Maloos have been around for some time in Holden guise and this 'E3' is based largely on the Commodore R8 saloon (E3 being the latest version), known in the UK as the Vauxhall VXR8, driven on the same roads by our man Towler this time last year. Hence the Vauxhall badges that replace the Holden ones everywhere except on the steering wheel boss - you can order this car now from Vauxhall as the VXR8 Maloo for the princely sum of 51,500.

Strewth mate, etc
What you get for that is essentially a two-seat version of the VXR8 saloon, but with a truly massive load bay (excellent for transporting masses of animal carcasses for the next barbie, we presume) instead of the usual rear seats and doors. You also have to make do without the four-door's magnetorheological dampers. The result is a weight reduction over the saloon of around 60kg, but identical performance (0-62mph in 4.9 seconds) as the lack of weight over the rear wheels limits traction somewhat in extremis.

Not so much weight over the rear wheels...
Not so much weight over the rear wheels...
Potential traction issues and genuinely horrific over-the-shoulder visibility aside, the driving experience is pure latest-gen VXR8. Which means prodigious but lazy performance from the 431hp LS3 V8 - you have to work it to make it go hard, but when it does, boy, does it shift. It also means a short-throw, meaty gearshift in six-speed manual guise that, combined with the somewhat abrupt clutch, can make quick, smooth gearchanges quite a challenge to achieve.
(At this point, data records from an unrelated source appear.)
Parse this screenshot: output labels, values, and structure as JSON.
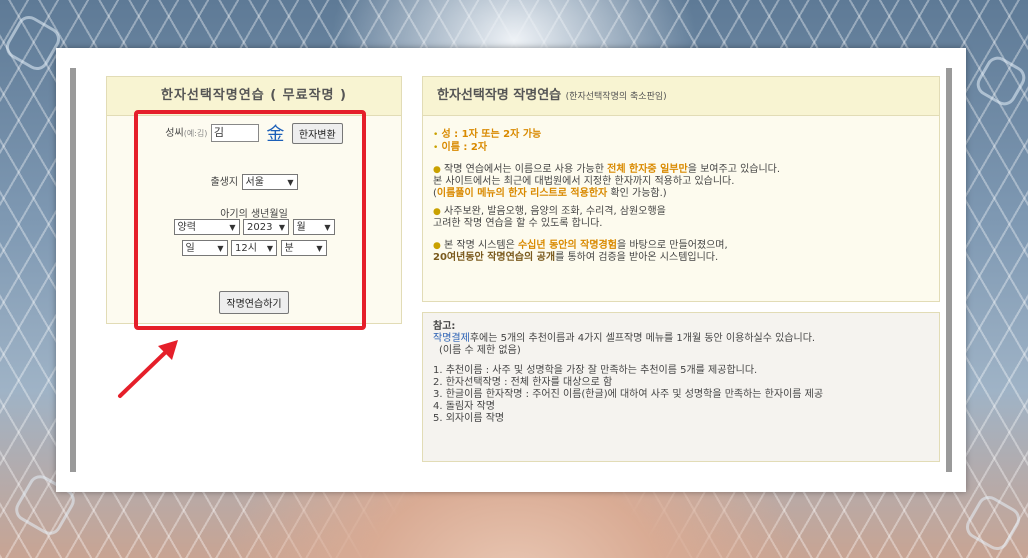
{
  "left": {
    "title": "한자선택작명연습 ( 무료작명 )",
    "surname_label": "성씨",
    "surname_hint": "(예:김)",
    "surname_value": "김",
    "hanja_glyph": "金",
    "convert_button": "한자변환",
    "birthplace_label": "출생지",
    "birthplace_value": "서울",
    "birthdate_label": "아기의 생년월일",
    "calendar_value": "양력",
    "year_value": "2023",
    "month_value": "월",
    "day_value": "일",
    "hour_value": "12시",
    "minute_value": "분",
    "submit_button": "작명연습하기"
  },
  "right_top": {
    "title": "한자선택작명 작명연습",
    "subtitle": "(한자선택작명의 축소판임)",
    "rule1": "성 : 1자 또는 2자 가능",
    "rule2": "이름 : 2자",
    "p1a": "작명 연습에서는 이름으로 사용 가능한 ",
    "p1b": "전체 한자중 일부만",
    "p1c": "을 보여주고 있습니다.",
    "p1d": "본 사이트에서는 최근에 대법원에서 지정한 한자까지 적용하고 있습니다.",
    "p1e_open": "(",
    "p1e_em": "이름풀이 메뉴의 한자 리스트로 적용한자",
    "p1e_rest": " 확인 가능함.)",
    "p2a": "사주보완, 발음오행, 음양의 조화, 수리격, 삼원오행을",
    "p2b": "고려한 작명 연습을 할 수 있도록 합니다.",
    "p3a": "본 작명 시스템은 ",
    "p3b": "수십년 동안의 작명경험",
    "p3c": "을 바탕으로 만들어졌으며,",
    "p3d": "20여년동안 작명연습의 공개",
    "p3e": "를 통하여 검증을 받아온 시스템입니다."
  },
  "right_bottom": {
    "heading": "참고:",
    "link": "작명결제",
    "intro": "후에는 5개의 추천이름과 4가지 셀프작명 메뉴를 1개월 동안 이용하실수 있습니다.",
    "intro2": "(이름 수 제한 없음)",
    "items": [
      "1. 추천이름 : 사주 및 성명학을 가장 잘 만족하는 추천이름 5개를 제공합니다.",
      "2. 한자선택작명 : 전체 한자를 대상으로 함",
      "3. 한글이름 한자작명 : 주어진 이름(한글)에 대하여 사주 및 성명학을 만족하는 한자이름 제공",
      "4. 돌림자 작명",
      "5. 외자이름 작명"
    ]
  },
  "colors": {
    "highlight": "#e51f2a",
    "arrow": "#e51f2a"
  }
}
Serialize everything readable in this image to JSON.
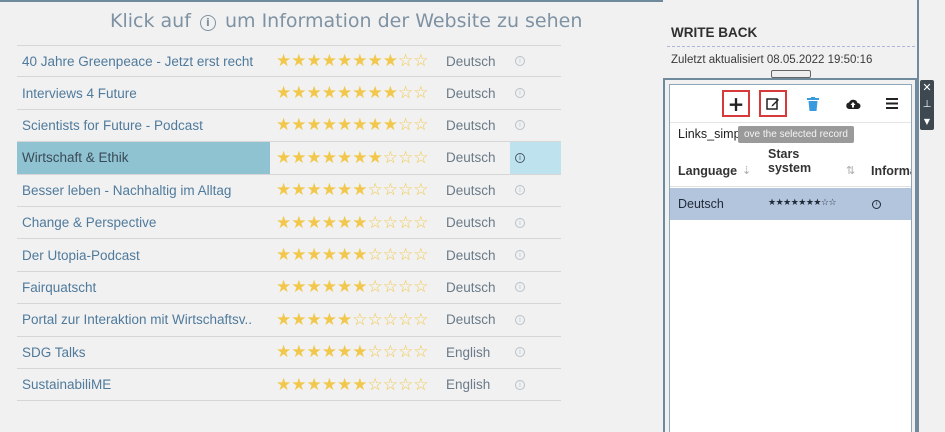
{
  "heading": {
    "before": "Klick auf",
    "icon": "info-icon",
    "after": "um Information der Website zu sehen"
  },
  "rows": [
    {
      "title": "40 Jahre Greenpeace - Jetzt erst recht",
      "stars_filled": 8,
      "stars_total": 10,
      "language": "Deutsch",
      "selected": false
    },
    {
      "title": "Interviews 4 Future",
      "stars_filled": 8,
      "stars_total": 10,
      "language": "Deutsch",
      "selected": false
    },
    {
      "title": "Scientists for Future - Podcast",
      "stars_filled": 8,
      "stars_total": 10,
      "language": "Deutsch",
      "selected": false
    },
    {
      "title": "Wirtschaft & Ethik",
      "stars_filled": 7,
      "stars_total": 10,
      "language": "Deutsch",
      "selected": true
    },
    {
      "title": "Besser leben - Nachhaltig im Alltag",
      "stars_filled": 6,
      "stars_total": 10,
      "language": "Deutsch",
      "selected": false
    },
    {
      "title": "Change & Perspective",
      "stars_filled": 6,
      "stars_total": 10,
      "language": "Deutsch",
      "selected": false
    },
    {
      "title": "Der Utopia-Podcast",
      "stars_filled": 6,
      "stars_total": 10,
      "language": "Deutsch",
      "selected": false
    },
    {
      "title": "Fairquatscht",
      "stars_filled": 6,
      "stars_total": 10,
      "language": "Deutsch",
      "selected": false
    },
    {
      "title": "Portal zur Interaktion mit Wirtschaftsv..",
      "stars_filled": 5,
      "stars_total": 10,
      "language": "Deutsch",
      "selected": false
    },
    {
      "title": "SDG Talks",
      "stars_filled": 6,
      "stars_total": 10,
      "language": "English",
      "selected": false
    },
    {
      "title": "SustainabiliME",
      "stars_filled": 6,
      "stars_total": 10,
      "language": "English",
      "selected": false
    }
  ],
  "writeback": {
    "title": "WRITE BACK",
    "updated": "Zuletzt aktualisiert 08.05.2022 19:50:16",
    "table_name": "Links_simplified",
    "tooltip": "ove the selected record",
    "toolbar": {
      "add_icon": "plus-icon",
      "edit_icon": "edit-icon",
      "delete_icon": "trash-icon",
      "upload_icon": "cloud-upload-icon",
      "menu_icon": "menu-icon"
    },
    "columns": {
      "language": "Language",
      "stars": "Stars system",
      "info": "Informa"
    },
    "record": {
      "language": "Deutsch",
      "stars": "★★★★★★★☆☆",
      "info_icon": "info-icon"
    }
  },
  "side_controls": {
    "close_icon": "close-icon",
    "pin_icon": "pin-icon",
    "more_icon": "caret-down-icon"
  },
  "colors": {
    "accent": "#8fc3d2",
    "star": "#f1c84b",
    "selected_record": "#b3c4dd",
    "highlight_box": "#d63a3a"
  }
}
The cabin ambience will be familiar to those few VXR8 saloon owners who bought the version introduced last year so that's around 35 of you I'm talking to - though hundreds of early LS2 and LS3 VXR8s were sold, the combination of a 50K price and ever-rising fuel costs means the big Vauxhall isn't as popular as it once was. So there are squishily supportive seats, an infotainment system that can measure all sorts of dynamic telemetry (and can be downloaded for showing off at a later date) and a dashboard design that doesn't quite match up to European super-saloon expectations, either in concept or execution.

No frills in here, as you'd expect
No frills in here, as you'd expect
You wouldn't give a XXXX for anything else
Actually, that dash seems less of an issue in the Maloo - haute couture it ain't, but then you're probably not into that sort of thing if this sort of car is on your shopping list.

The familiarity of experience continues when you get out on to a quiet, windy road and the Route Napoleon has plenty of those around it. There might not be a great deal of weight over the rear wheels, but it doesn't present a problem - unless you are driving like a nutter there's more than enough traction. If anything, the lighter, looser rear end makes for a more involving experience, and you really don't miss the veneer of sophistication - and let's be honest it is a veneer with cars like this - that the magnetic ride brings to things.

In fact, Gargantuan size, wrong-hand drive (on the continent, at least) and pretty dire visibility are the only things that hamper your progress up mountain roads. The engine and brakes are strong, the steering is direct (if a little light) and the Maloo is far more keen to change direction than something of its size has any right to be.

Perfect for hauling beer and meat to the barbie
Perfect for hauling beer and meat to the barbie
Aussie rules
Perhaps predictably, then, the Maloo is quite a hoot. Although it is also an oddly civilised one - sit inside that cockpit cruising gently along a motorway at next-to-no revs and you could honestly forget that you were driving anything particularly out of the ordinary. But wind up that lazy V8 and you soon remember that the Maloo is something a bit special. Take a glance at it over your shoulder as you leave it parked, and you'll never forget it, a five-metre pick-up with 20-inch alloys will kind of do that to you.

 



Engine: 6,162cc V8
Transmission: 6-speed manual or auto, rear-wheel drive
Power (hp): 431@6,000rpm
Torque (lb ft): 406@4,600rpm
0-62mph: 4.9 sec
Top speed: 155mph (limited)
Weight (EC): 1,831 kg
MPG: 21mpg (NEDC combined)
CO2: 329g/km
Price: 51,500








 

Author: Riggers